INTERVIEW WITH PEDRO GRAÇA
DEAN OF THE FACULTY OF NUTRITION AND FOOD SCIENCES, UNIVERSITY OF PORTO
What scientific evidence do we have that the mediterranean diet makes us more resistant to Covid-19?
The Mediterranean diet is recognised as protecting our health, in particular as guarding against a series of chronic diseases already familiar to us: obesity, high blood pressure and diabetes. What we have been learning, and this is nothing new, is that it can also play a role in protecting us against infectious diseases, such as Covid-19, because of the large quantity of anti-inflammatory substances found in it. This means that, although the Mediterranean diet is not a cure, it can certainly help in the present pandemic situation, when we are concerned about infectious diseases.
How can we avoid people moving away from this type of diet?
Whilst in the past it was the older generation who stuck most closely to the Mediterranean diet, recent data show that it is now gaining ground with younger people. That’s very curious. But there are still a lot of obstacles. Working patterns, for instance… Long hours of working outside the home, whereas the Mediterranean diet is largely based on cooking and preparing meals and sitting down at the table. The way we work today militates against this for a lot of people. So I think we have to take a closer look at how to make it possible for younger people who want to adopt the Mediterranean diet to be able to do this in their daily lives. I would say that this is the great challenge for the future, for us to preserve this style of eating which protects our health, and also the environment.

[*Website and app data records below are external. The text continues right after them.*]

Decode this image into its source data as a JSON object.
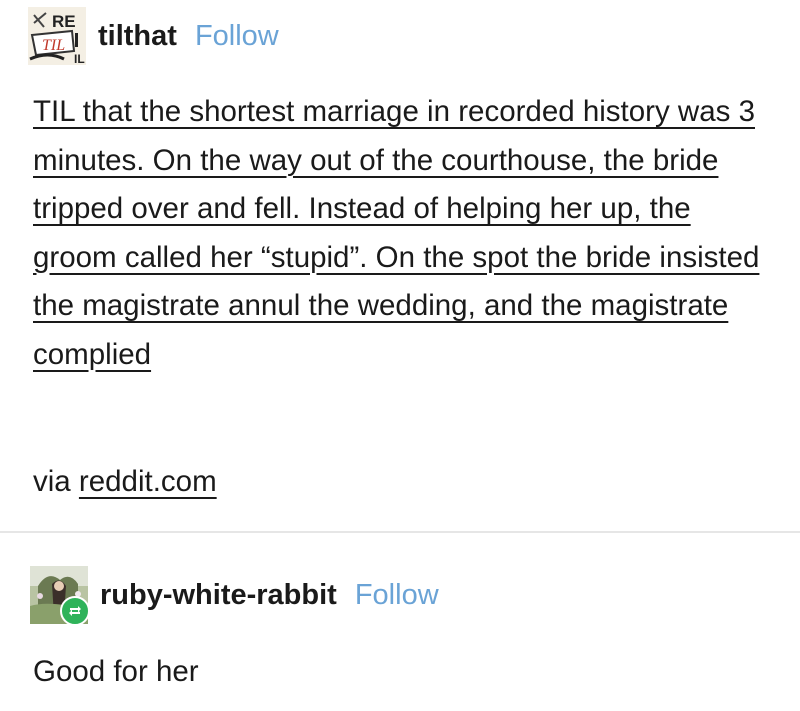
{
  "post": {
    "username": "tilthat",
    "follow_label": "Follow",
    "avatar_text": "TIL",
    "body": "TIL that the shortest marriage in recorded history was 3 minutes. On the way out of the courthouse, the bride tripped over and fell. Instead of helping her up, the groom called her “stupid”. On the spot the bride insisted the magistrate annul the wedding, and the magistrate complied",
    "via_prefix": "via",
    "via_link": "reddit.com"
  },
  "reblog": {
    "username": "ruby-white-rabbit",
    "follow_label": "Follow",
    "text": "Good for her"
  },
  "colors": {
    "follow": "#6aa3d6",
    "reblog_badge": "#2fb35a",
    "text": "#1a1a1a",
    "divider": "#e6e6e6"
  }
}
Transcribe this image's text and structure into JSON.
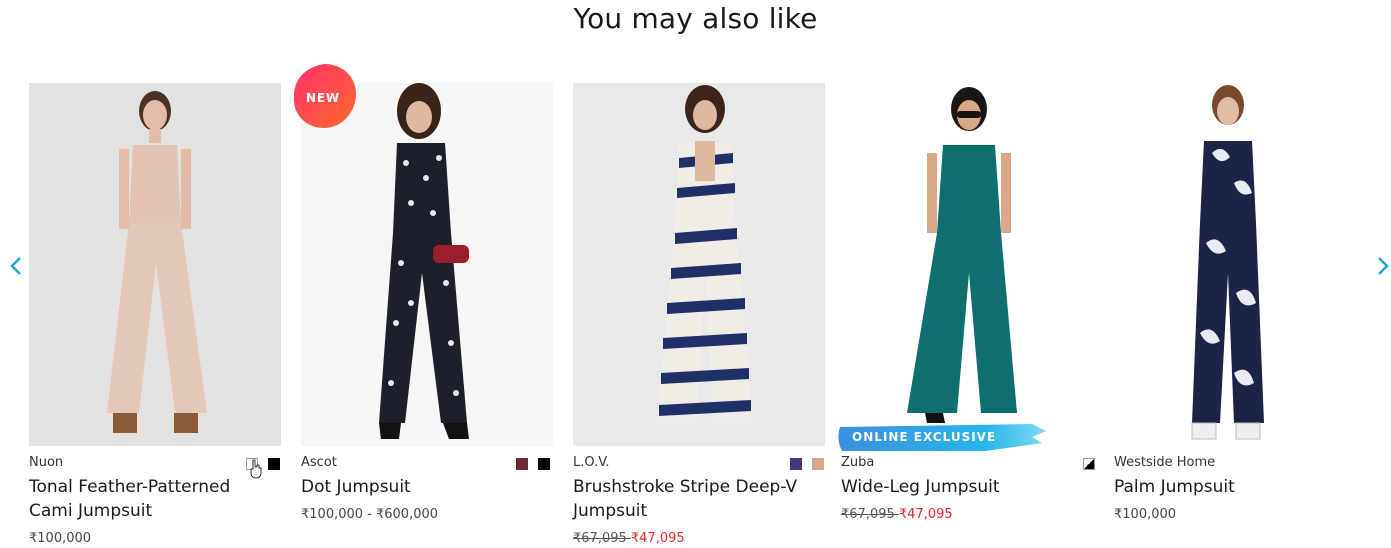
{
  "section": {
    "title": "You may also like"
  },
  "navigation": {
    "prev_icon": "chevron-left-icon",
    "next_icon": "chevron-right-icon",
    "accent": "#1ea7d6"
  },
  "badges": {
    "new": "NEW",
    "online_exclusive": "ONLINE EXCLUSIVE"
  },
  "products": [
    {
      "brand": "Nuon",
      "name_line1": "Tonal Feather-Patterned",
      "name_line2": "Cami Jumpsuit",
      "price": "₹100,000",
      "swatches": [
        "#ffffff",
        "#000000"
      ]
    },
    {
      "brand": "Ascot",
      "name_line1": "Dot Jumpsuit",
      "price": "₹100,000 - ₹600,000",
      "swatches": [
        "#6b2a2a",
        "#000000"
      ],
      "badge": "NEW"
    },
    {
      "brand": "L.O.V.",
      "name_line1": "Brushstroke Stripe Deep-V",
      "name_line2": "Jumpsuit",
      "price_old": "₹67,095 ",
      "price_new": "₹47,095",
      "swatches": [
        "#3e3f7a",
        "#d6a58c"
      ]
    },
    {
      "brand": "Zuba",
      "name_line1": "Wide-Leg Jumpsuit",
      "price_old": "₹67,095 ",
      "price_new": "₹47,095",
      "badge": "ONLINE EXCLUSIVE"
    },
    {
      "brand": "Westside Home",
      "name_line1": "Palm Jumpsuit",
      "price": "₹100,000",
      "swatches": [
        "#000000/#ffffff"
      ]
    }
  ]
}
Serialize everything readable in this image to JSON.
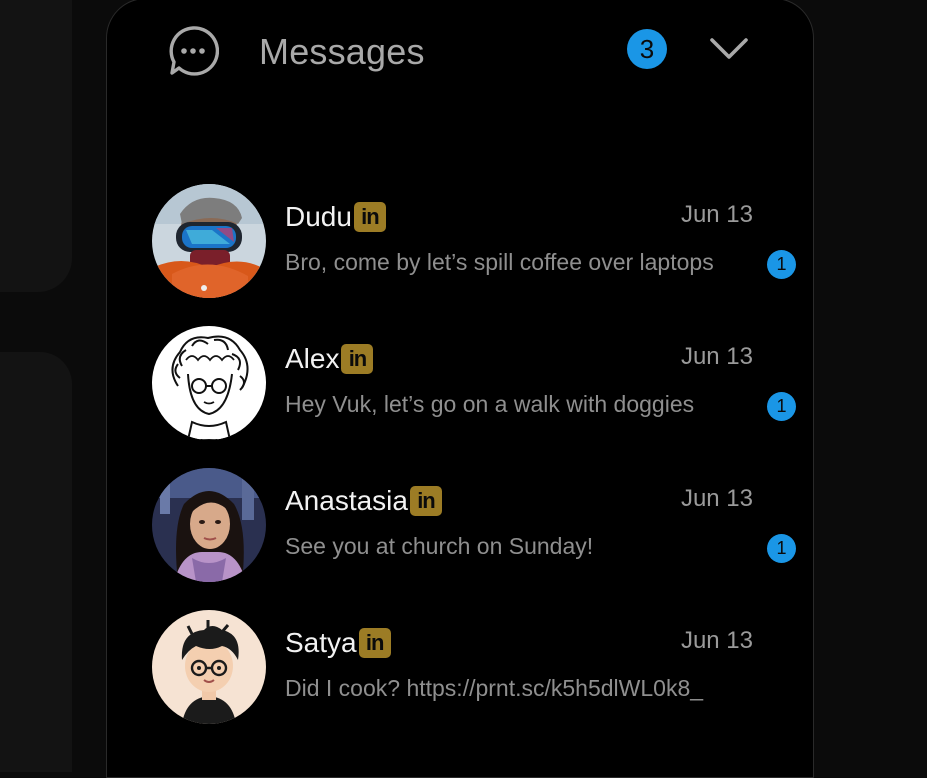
{
  "header": {
    "title": "Messages",
    "unread_count": "3",
    "icons": {
      "chat": "chat-bubble-icon",
      "toggle": "chevron-down-icon"
    }
  },
  "colors": {
    "accent_blue": "#1a96e6",
    "linkedin_gold": "#9c7c25",
    "background": "#000000"
  },
  "conversations": [
    {
      "name": "Dudu",
      "source_badge": "in",
      "date": "Jun 13",
      "preview": "Bro, come by let’s spill coffee over laptops",
      "unread": "1",
      "avatar": "avatar-goggles-photo"
    },
    {
      "name": "Alex",
      "source_badge": "in",
      "date": "Jun 13",
      "preview": "Hey Vuk, let’s go on a walk with doggies",
      "unread": "1",
      "avatar": "avatar-curly-hair-sketch"
    },
    {
      "name": "Anastasia",
      "source_badge": "in",
      "date": "Jun 13",
      "preview": "See you at church on Sunday!",
      "unread": "1",
      "avatar": "avatar-portrait-photo"
    },
    {
      "name": "Satya",
      "source_badge": "in",
      "date": "Jun 13",
      "preview": "Did I cook? https://prnt.sc/k5h5dlWL0k8_",
      "unread": "",
      "avatar": "avatar-cartoon-glasses"
    }
  ]
}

The Intangible Heritage status is also about a country’s culture around the meal table.
How important is the question of conviviality in an age when technology tends to keep us away from family meals around the table?
The Mediterranean diet is based on being together around the table. One of our ideas is that maintaining that conviviality also helps to promote togetherness, as well as preserving our culture, and our identity. That’s why the Mediterranean diet is also classified as Intangible Heritage, meaning heritage that’s not bricks and mortar, but the heritage of our culture around the meal table. The idea of having a way of eating that is classed as Intangible World Heritage is something with enormous potential. And in my view that’s the great strength of the Mediterranean diet.
What’s your favourite dish in the mediterranean diet?
I would say that my favourite dish, and one that is a symbol of the Mediterranean diet, is soup. It might seem a simple thing, but the great advantage of soup is its diversity. Unlike cozido [mixture of different kinds of meat, chorizos and cabbage, as well as other boiled ingredients], for example – when I eat cozido it’s almost always the same thing – the Portuguese manage to make thousands of varieties of soup. This biodiversity, this wealth of ingredients, and sitting down at the table in the knowledge that every day we’re going to have a different soup, is something extraordinary in the diet of the Portuguese people. We should keep it going in order to stay healthy, and at the same time to preserve our culture.